Every line of the material must be copied exactly, from the first to the last.
--- DATA SHOWN Enclosed Below ---
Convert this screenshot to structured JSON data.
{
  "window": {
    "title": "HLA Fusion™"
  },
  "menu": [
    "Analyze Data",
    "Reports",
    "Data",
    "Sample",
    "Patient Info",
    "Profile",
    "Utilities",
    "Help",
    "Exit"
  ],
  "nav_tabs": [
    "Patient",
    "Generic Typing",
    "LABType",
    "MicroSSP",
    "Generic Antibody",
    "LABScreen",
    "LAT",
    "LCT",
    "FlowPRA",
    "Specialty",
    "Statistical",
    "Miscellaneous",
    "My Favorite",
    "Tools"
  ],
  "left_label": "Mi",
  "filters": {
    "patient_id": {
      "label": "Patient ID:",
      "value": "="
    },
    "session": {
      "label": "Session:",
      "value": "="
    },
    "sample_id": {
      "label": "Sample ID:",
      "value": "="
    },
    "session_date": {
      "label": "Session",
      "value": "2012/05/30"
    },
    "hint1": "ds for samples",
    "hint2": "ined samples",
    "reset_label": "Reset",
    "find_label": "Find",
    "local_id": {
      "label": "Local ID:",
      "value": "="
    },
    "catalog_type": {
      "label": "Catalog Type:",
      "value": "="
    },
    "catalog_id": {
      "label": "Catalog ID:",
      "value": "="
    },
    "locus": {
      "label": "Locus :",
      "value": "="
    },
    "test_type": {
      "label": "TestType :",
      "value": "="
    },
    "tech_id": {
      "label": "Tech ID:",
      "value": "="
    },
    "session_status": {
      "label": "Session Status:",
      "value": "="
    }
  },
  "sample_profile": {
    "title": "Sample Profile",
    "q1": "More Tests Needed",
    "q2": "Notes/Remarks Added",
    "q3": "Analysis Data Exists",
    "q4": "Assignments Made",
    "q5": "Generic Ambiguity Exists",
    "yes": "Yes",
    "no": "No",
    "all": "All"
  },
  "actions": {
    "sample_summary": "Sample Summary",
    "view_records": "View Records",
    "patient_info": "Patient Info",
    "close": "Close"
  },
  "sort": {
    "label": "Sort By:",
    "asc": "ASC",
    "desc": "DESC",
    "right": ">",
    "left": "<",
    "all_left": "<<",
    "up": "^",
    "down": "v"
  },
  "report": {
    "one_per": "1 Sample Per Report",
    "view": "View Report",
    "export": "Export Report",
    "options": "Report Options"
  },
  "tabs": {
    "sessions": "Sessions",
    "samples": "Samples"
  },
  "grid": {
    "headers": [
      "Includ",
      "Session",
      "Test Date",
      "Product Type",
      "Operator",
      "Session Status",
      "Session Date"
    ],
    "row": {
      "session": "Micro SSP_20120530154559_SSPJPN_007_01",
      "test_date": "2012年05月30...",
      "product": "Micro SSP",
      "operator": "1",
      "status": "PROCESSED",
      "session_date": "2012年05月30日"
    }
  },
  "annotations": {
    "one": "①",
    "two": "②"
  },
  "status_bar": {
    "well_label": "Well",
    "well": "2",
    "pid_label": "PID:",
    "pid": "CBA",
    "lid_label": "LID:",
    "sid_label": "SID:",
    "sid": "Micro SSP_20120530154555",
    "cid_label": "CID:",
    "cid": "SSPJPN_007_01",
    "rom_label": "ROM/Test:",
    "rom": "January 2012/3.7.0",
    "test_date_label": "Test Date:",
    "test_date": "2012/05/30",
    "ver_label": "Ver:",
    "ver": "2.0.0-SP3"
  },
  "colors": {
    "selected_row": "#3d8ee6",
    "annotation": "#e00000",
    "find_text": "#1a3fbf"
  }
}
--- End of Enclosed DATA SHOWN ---
EXERCISE RESPONSE:
Convert this screenshot to structured JSON data.
{
  "window": {
    "title": "HLA Fusion™"
  },
  "menu": [
    "Analyze Data",
    "Reports",
    "Data",
    "Sample",
    "Patient Info",
    "Profile",
    "Utilities",
    "Help",
    "Exit"
  ],
  "nav_tabs": [
    "Patient",
    "Generic Typing",
    "LABType",
    "MicroSSP",
    "Generic Antibody",
    "LABScreen",
    "LAT",
    "LCT",
    "FlowPRA",
    "Specialty",
    "Statistical",
    "Miscellaneous",
    "My Favorite",
    "Tools"
  ],
  "left_label": "Mi",
  "filters": {
    "patient_id": {
      "label": "Patient ID:",
      "value": "="
    },
    "session": {
      "label": "Session:",
      "value": "="
    },
    "sample_id": {
      "label": "Sample ID:",
      "value": "="
    },
    "session_date": {
      "label": "Session",
      "value": "2012/05/30"
    },
    "hint1": "ds for samples",
    "hint2": "ined samples",
    "reset_label": "Reset",
    "find_label": "Find",
    "local_id": {
      "label": "Local ID:",
      "value": "="
    },
    "catalog_type": {
      "label": "Catalog Type:",
      "value": "="
    },
    "catalog_id": {
      "label": "Catalog ID:",
      "value": "="
    },
    "locus": {
      "label": "Locus :",
      "value": "="
    },
    "test_type": {
      "label": "TestType :",
      "value": "="
    },
    "tech_id": {
      "label": "Tech ID:",
      "value": "="
    },
    "session_status": {
      "label": "Session Status:",
      "value": "="
    }
  },
  "sample_profile": {
    "title": "Sample Profile",
    "q1": "More Tests Needed",
    "q2": "Notes/Remarks Added",
    "q3": "Analysis Data Exists",
    "q4": "Assignments Made",
    "q5": "Generic Ambiguity Exists",
    "yes": "Yes",
    "no": "No",
    "all": "All"
  },
  "actions": {
    "sample_summary": "Sample Summary",
    "view_records": "View Records",
    "patient_info": "Patient Info",
    "close": "Close"
  },
  "sort": {
    "label": "Sort By:",
    "asc": "ASC",
    "desc": "DESC",
    "right": ">",
    "left": "<",
    "all_left": "<<",
    "up": "^",
    "down": "v"
  },
  "report": {
    "one_per": "1 Sample Per Report",
    "view": "View Report",
    "export": "Export Report",
    "options": "Report Options"
  },
  "tabs": {
    "sessions": "Sessions",
    "samples": "Samples"
  },
  "grid": {
    "headers": [
      "Includ",
      "Session",
      "Test Date",
      "Product Type",
      "Operator",
      "Session Status",
      "Session Date"
    ],
    "row": {
      "session": "Micro SSP_20120530154559_SSPJPN_007_01",
      "test_date": "2012年05月30...",
      "product": "Micro SSP",
      "operator": "1",
      "status": "PROCESSED",
      "session_date": "2012年05月30日"
    }
  },
  "annotations": {
    "one": "①",
    "two": "②"
  },
  "status_bar": {
    "well_label": "Well",
    "well": "2",
    "pid_label": "PID:",
    "pid": "CBA",
    "lid_label": "LID:",
    "sid_label": "SID:",
    "sid": "Micro SSP_20120530154555",
    "cid_label": "CID:",
    "cid": "SSPJPN_007_01",
    "rom_label": "ROM/Test:",
    "rom": "January 2012/3.7.0",
    "test_date_label": "Test Date:",
    "test_date": "2012/05/30",
    "ver_label": "Ver:",
    "ver": "2.0.0-SP3"
  },
  "colors": {
    "selected_row": "#3d8ee6",
    "annotation": "#e00000",
    "find_text": "#1a3fbf"
  }
}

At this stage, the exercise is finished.